If you were going to travel around the surface of the moon in an edible vehicle, what might that vehicle look like?
Second graders at Tulsa's Discovery School are finding out apples and oranges make great wheels, and gummy worms make a pretty good air tank.
Stephanie Coy is a second grade teacher at Discovery School of Tulsa.
"This is our edible lunar vehicle project," she explained.
The project is the end of an entire unit on the moon, which includes some engineering and design. The student teams must design and build a lunar vehicle out of edible items – fruit, vegetables and candy.
Once built, they've got to test them.
Here's the idea: put the vehicle on the ramp, give it a little push and see how far it will roll.
Some did well, others didn't do so well, but this is the testing phase so there is still a chance to make some modifications.
The big finish of the project is a sort of space age competition.

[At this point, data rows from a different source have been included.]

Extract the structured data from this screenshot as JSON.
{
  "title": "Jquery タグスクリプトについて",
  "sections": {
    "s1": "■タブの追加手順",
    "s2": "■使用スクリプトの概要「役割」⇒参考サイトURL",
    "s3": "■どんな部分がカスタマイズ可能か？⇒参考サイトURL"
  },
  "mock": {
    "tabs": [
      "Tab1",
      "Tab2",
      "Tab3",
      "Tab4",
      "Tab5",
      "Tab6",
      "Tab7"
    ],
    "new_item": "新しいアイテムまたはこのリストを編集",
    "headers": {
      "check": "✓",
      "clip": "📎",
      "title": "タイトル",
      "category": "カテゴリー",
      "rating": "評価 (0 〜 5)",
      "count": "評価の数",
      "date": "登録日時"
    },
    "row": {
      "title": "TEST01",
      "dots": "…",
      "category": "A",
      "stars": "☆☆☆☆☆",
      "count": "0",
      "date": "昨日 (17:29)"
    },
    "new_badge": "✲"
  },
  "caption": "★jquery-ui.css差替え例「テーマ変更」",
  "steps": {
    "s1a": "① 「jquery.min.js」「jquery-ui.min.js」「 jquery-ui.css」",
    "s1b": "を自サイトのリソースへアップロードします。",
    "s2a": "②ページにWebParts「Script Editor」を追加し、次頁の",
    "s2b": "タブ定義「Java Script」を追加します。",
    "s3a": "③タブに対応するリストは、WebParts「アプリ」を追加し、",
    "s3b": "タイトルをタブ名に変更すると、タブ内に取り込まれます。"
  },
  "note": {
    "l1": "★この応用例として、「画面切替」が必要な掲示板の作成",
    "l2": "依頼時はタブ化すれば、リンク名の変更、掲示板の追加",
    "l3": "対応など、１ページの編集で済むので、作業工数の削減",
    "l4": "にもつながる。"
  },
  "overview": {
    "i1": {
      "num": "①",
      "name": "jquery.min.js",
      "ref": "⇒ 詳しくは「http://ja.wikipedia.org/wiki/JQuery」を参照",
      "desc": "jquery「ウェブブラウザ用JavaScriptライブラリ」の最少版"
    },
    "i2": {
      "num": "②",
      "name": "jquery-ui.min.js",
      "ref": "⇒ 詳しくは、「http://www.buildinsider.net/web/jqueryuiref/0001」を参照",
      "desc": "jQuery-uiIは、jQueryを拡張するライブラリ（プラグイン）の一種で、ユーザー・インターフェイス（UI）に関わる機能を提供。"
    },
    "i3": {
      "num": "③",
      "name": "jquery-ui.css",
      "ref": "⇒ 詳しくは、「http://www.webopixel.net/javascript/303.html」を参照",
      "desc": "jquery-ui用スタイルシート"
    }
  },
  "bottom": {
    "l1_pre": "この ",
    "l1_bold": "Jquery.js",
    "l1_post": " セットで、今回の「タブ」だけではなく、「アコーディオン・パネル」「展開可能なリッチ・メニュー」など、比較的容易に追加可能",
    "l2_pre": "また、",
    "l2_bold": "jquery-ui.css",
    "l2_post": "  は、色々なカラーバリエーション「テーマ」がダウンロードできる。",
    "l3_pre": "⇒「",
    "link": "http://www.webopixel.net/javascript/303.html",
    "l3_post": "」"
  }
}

Some students at Indiana University Purdue University Columbus used designs furnished by the Tulsa students and built similar vehicles.
They used a Skype-like hookup so they could run them simultaneously.